I wondered if it’s possible to go from the Acacia Beach lot to this point as an alternate experience though the emptiness of this beach made me think it was harder to do so from there.
Anyways, I thought I had read that this shelf used to be an old access that could only be done during low tide, of course, but I couldn’t believe that people used to travel around that shelf as a route given how precarious it was to Mother Nature taking over.
At 4:55pm, I finally got back to the car, where Julie and Tahia were waiting for me.
Fortunately, we weren’t ticketed, and I did notice that a lot more people have left this lot at the time as it must be getting late in the afternoon.
Next, we finally drove back towards Cannon Beach, eventually finding the public parking for the Haystack Rock at 5:10pm, and like 4 years ago, we walked past the Wayfarer’s (the place we ate at last time we were here), and then we walked onto the fine sandy beach.
With Haystack Rock in the distance, we managed to recreate our afternoon shot with a tripod set up, but the lighting in the Spring wasn’t quite as nice as it was in the Summer since Haystack Rock was still mostly in shadow.
It was quite cold and windy at Cannon Beach even with the nice weather, and it was too bad the weather was going to turn tomorrow, when we were to stay here.

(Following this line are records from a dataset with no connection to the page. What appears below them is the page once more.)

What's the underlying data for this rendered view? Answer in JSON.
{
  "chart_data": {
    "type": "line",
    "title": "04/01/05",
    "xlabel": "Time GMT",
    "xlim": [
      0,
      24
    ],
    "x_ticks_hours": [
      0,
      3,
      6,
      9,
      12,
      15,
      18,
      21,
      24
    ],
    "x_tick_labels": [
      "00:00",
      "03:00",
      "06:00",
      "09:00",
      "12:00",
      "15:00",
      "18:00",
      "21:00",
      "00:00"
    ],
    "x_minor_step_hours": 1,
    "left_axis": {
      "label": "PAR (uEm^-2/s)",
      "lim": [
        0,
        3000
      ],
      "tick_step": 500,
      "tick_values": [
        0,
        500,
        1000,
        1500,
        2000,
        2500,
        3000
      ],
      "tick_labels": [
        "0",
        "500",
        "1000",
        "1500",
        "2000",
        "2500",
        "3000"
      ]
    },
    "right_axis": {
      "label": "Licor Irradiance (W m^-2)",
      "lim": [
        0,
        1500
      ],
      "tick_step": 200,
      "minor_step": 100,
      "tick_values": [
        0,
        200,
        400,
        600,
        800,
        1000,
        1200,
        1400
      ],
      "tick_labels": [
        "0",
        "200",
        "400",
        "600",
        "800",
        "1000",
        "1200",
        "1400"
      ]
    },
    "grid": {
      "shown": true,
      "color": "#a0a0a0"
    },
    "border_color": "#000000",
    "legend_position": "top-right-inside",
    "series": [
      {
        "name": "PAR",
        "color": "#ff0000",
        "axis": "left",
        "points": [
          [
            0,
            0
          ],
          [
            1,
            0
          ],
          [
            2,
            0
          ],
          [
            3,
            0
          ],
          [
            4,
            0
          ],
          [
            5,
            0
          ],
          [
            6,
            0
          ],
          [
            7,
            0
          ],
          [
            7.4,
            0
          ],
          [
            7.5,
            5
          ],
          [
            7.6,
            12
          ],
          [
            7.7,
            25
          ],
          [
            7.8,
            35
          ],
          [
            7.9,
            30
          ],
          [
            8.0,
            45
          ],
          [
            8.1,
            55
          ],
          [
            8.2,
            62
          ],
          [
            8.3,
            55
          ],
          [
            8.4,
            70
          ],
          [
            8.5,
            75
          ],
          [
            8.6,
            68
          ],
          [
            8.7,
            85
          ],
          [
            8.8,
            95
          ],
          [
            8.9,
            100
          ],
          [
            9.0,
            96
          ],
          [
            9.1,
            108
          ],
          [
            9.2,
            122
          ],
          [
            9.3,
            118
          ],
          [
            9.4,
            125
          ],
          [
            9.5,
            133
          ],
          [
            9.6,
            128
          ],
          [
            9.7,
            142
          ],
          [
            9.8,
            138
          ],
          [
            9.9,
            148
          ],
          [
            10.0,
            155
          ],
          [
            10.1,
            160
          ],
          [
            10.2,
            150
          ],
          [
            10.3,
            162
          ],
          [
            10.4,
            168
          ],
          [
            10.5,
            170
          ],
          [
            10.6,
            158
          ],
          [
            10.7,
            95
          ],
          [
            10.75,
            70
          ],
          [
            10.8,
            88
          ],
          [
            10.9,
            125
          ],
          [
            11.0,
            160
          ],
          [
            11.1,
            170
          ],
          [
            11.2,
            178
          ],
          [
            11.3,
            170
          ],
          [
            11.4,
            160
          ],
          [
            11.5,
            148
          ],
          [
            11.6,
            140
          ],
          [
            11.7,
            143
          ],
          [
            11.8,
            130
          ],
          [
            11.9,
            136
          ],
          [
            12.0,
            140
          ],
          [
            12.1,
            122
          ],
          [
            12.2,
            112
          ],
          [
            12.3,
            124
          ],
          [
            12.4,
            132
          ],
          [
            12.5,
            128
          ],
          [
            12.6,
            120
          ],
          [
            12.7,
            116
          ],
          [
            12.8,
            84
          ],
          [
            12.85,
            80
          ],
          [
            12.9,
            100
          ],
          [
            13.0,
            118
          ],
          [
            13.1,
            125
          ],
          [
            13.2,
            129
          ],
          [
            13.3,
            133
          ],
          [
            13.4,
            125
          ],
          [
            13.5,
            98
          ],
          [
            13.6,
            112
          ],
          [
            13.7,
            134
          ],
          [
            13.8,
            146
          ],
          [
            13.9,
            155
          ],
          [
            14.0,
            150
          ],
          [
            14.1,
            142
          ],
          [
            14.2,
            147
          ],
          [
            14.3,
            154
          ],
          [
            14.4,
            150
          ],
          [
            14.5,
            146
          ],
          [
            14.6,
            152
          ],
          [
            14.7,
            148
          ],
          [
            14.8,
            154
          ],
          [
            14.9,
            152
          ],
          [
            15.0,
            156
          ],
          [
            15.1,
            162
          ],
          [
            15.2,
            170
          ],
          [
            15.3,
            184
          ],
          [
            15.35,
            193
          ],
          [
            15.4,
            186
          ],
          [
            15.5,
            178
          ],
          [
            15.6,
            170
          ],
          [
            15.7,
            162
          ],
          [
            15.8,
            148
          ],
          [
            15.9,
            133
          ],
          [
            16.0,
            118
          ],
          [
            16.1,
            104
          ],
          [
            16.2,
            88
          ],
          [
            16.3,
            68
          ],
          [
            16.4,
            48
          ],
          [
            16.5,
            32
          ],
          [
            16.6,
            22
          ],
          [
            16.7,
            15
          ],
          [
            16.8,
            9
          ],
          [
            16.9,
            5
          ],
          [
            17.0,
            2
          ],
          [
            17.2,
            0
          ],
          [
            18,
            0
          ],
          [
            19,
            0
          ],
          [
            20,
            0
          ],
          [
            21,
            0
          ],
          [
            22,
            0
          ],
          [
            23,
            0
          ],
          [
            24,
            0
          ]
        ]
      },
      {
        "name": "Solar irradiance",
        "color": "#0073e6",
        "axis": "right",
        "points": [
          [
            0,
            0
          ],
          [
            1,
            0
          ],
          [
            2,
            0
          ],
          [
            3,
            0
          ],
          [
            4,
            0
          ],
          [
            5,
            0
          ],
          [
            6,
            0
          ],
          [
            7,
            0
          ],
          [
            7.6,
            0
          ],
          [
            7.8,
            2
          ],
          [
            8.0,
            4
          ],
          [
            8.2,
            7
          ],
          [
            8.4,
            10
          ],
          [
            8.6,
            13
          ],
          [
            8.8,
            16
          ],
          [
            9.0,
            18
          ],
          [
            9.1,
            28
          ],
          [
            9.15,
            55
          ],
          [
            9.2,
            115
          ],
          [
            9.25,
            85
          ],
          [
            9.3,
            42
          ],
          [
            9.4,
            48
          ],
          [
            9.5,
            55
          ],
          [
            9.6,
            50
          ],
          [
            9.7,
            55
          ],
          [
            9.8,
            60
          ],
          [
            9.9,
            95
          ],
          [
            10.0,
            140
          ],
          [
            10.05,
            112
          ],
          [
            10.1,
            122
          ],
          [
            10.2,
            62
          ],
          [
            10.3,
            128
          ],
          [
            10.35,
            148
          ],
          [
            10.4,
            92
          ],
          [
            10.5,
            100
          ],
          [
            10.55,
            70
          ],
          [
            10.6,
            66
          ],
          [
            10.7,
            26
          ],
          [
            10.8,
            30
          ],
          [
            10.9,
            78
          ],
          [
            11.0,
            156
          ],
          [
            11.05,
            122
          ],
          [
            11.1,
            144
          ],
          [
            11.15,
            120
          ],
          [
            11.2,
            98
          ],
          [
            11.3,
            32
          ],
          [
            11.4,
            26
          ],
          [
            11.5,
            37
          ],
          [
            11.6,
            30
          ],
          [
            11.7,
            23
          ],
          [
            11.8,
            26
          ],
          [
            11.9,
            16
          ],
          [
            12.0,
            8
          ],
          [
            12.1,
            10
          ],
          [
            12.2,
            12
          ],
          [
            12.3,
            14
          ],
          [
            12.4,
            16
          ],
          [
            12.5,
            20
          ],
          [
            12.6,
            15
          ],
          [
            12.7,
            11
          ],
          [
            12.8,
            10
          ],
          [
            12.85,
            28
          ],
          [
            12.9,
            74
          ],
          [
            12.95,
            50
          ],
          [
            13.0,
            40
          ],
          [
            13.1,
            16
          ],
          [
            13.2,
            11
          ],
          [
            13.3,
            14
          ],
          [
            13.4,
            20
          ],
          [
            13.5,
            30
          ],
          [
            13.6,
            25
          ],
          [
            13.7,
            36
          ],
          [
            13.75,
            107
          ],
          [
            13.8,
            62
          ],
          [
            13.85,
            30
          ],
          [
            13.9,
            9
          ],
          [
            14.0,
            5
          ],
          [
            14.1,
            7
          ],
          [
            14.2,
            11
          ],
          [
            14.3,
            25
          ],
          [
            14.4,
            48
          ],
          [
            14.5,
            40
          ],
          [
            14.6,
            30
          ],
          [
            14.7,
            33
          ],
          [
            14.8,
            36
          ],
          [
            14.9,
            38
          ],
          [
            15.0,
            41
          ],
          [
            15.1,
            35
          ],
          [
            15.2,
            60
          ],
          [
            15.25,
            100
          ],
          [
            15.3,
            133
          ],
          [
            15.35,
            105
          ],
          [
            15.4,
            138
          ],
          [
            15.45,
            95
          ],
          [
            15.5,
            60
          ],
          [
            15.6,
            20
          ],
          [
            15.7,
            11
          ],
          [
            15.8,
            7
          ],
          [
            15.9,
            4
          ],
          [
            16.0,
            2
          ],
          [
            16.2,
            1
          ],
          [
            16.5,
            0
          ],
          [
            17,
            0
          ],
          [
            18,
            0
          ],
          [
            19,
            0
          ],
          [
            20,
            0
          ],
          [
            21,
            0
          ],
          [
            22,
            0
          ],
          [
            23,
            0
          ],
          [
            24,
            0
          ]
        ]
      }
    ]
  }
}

Anyways, by 5:50pm, we were finally back in the car, and then we headed back towards Portland, where we still had to do a grocery run as well as to check out a Moroccan Restaurant for takeout before returning to the Hyatt House to wind down the day.
When we finally made it back to Portland (almost getting pulled over by a cop when I was speeding past one state trooper waiting but maybe he was noticing something else; man that 26’s slow speed limit was a real speed trap), we then went back to the rough part of downtown Portland.
That was where we finally found the Tangier Restaurant where we got our takeout and awkwardly ate in the relative safety of our car as there were quite a few passerbys as the skies were getting dark.
I guess with the market distortions we have, it’s hard for healthy eating joints to make enough margins to stay in business, especially with our propensity to eat and hype up places that tend to be unhealthy for us (such is the paradox of eating out).
At 8:05pm, we were done eating and then we drove towards the Whole Foods in downtown Portland while passing by some familiar Portlandia sights like Mary’s and Powell’s Bookstore (both Portlandia opening credits scenes).
Finally at 8:15pm, we arrived at the Whole Foods, which actually seemed to be in a bit of a nicer gentrified area as opposed to the Skid Row-like downtown area that was really rough around the edges.
By 8:35pm, Julie was done with the Whole Paycheck run, and then we entertained the idea of stopping by Voodoo Donuts just to try out and see what the hype was about.
But when we returned to Burnside Street and saw the huge line still waiting to get their donuts before the place would close, we decided to not go for it.
It totally reminded me of the Brunch Village episode in Portlandia where people would be waiting for hours just for a hyped up foodie experience (Marionberry pancakes in that episode), and so there was no way we were going to bend over backwards on this night.
By 9pm, we parked in the familiar Douglas Parking Structure, where we will eat another $24 for the overnight parking.
At least when we left and headed back to the Hyatt House with the groceries and trying to leave nothing of value in the car, we did see one security guy doing the rounds.
Perhaps that’s a good sign that there shouldn’t be a recurrence of the series of breakins that victimized a lot of people when we first showed up to downtown Portland yesterday.
And with that, we ended the day with Tahia and I watching Brunch Village and the Dream of the 90s sketch just for old times sake as now the Portlandia spots had more meaning to us.
Tomorrow was going to be a lighter day of touring with the expected bad weather, but we were intending to do the foodie experience before leaving for Cannon Beach and the rain…